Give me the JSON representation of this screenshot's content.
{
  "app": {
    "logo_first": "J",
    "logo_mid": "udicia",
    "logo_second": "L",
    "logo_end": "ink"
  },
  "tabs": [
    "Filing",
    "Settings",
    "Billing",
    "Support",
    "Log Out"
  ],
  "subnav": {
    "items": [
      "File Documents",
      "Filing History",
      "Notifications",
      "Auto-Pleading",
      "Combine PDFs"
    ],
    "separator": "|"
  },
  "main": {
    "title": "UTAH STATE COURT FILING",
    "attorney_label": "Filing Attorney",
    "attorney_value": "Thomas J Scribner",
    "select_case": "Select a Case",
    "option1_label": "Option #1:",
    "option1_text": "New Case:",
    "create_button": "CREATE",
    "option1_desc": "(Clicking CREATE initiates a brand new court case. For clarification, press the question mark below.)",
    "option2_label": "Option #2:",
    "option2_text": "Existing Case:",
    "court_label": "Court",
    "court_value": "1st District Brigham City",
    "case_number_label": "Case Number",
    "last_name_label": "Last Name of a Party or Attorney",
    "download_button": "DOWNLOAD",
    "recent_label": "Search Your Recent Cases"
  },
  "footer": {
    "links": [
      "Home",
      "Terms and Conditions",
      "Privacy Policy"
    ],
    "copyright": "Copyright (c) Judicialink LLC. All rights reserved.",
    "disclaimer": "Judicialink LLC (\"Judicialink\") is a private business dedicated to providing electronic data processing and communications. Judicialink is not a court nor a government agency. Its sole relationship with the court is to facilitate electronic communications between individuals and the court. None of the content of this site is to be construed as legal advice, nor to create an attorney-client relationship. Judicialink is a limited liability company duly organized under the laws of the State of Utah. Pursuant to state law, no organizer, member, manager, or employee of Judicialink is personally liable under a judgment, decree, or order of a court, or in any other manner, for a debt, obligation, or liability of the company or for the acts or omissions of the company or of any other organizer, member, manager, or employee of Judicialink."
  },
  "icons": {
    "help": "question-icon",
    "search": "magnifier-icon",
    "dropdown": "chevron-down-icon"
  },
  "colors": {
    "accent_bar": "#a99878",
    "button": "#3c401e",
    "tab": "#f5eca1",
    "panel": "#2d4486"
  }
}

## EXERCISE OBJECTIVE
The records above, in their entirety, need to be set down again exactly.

## WRITTEN SOLUTION
Give me the JSON representation of this screenshot's content.
{
  "app": {
    "logo_first": "J",
    "logo_mid": "udicia",
    "logo_second": "L",
    "logo_end": "ink"
  },
  "tabs": [
    "Filing",
    "Settings",
    "Billing",
    "Support",
    "Log Out"
  ],
  "subnav": {
    "items": [
      "File Documents",
      "Filing History",
      "Notifications",
      "Auto-Pleading",
      "Combine PDFs"
    ],
    "separator": "|"
  },
  "main": {
    "title": "UTAH STATE COURT FILING",
    "attorney_label": "Filing Attorney",
    "attorney_value": "Thomas J Scribner",
    "select_case": "Select a Case",
    "option1_label": "Option #1:",
    "option1_text": "New Case:",
    "create_button": "CREATE",
    "option1_desc": "(Clicking CREATE initiates a brand new court case. For clarification, press the question mark below.)",
    "option2_label": "Option #2:",
    "option2_text": "Existing Case:",
    "court_label": "Court",
    "court_value": "1st District Brigham City",
    "case_number_label": "Case Number",
    "last_name_label": "Last Name of a Party or Attorney",
    "download_button": "DOWNLOAD",
    "recent_label": "Search Your Recent Cases"
  },
  "footer": {
    "links": [
      "Home",
      "Terms and Conditions",
      "Privacy Policy"
    ],
    "copyright": "Copyright (c) Judicialink LLC. All rights reserved.",
    "disclaimer": "Judicialink LLC (\"Judicialink\") is a private business dedicated to providing electronic data processing and communications. Judicialink is not a court nor a government agency. Its sole relationship with the court is to facilitate electronic communications between individuals and the court. None of the content of this site is to be construed as legal advice, nor to create an attorney-client relationship. Judicialink is a limited liability company duly organized under the laws of the State of Utah. Pursuant to state law, no organizer, member, manager, or employee of Judicialink is personally liable under a judgment, decree, or order of a court, or in any other manner, for a debt, obligation, or liability of the company or for the acts or omissions of the company or of any other organizer, member, manager, or employee of Judicialink."
  },
  "icons": {
    "help": "question-icon",
    "search": "magnifier-icon",
    "dropdown": "chevron-down-icon"
  },
  "colors": {
    "accent_bar": "#a99878",
    "button": "#3c401e",
    "tab": "#f5eca1",
    "panel": "#2d4486"
  }
}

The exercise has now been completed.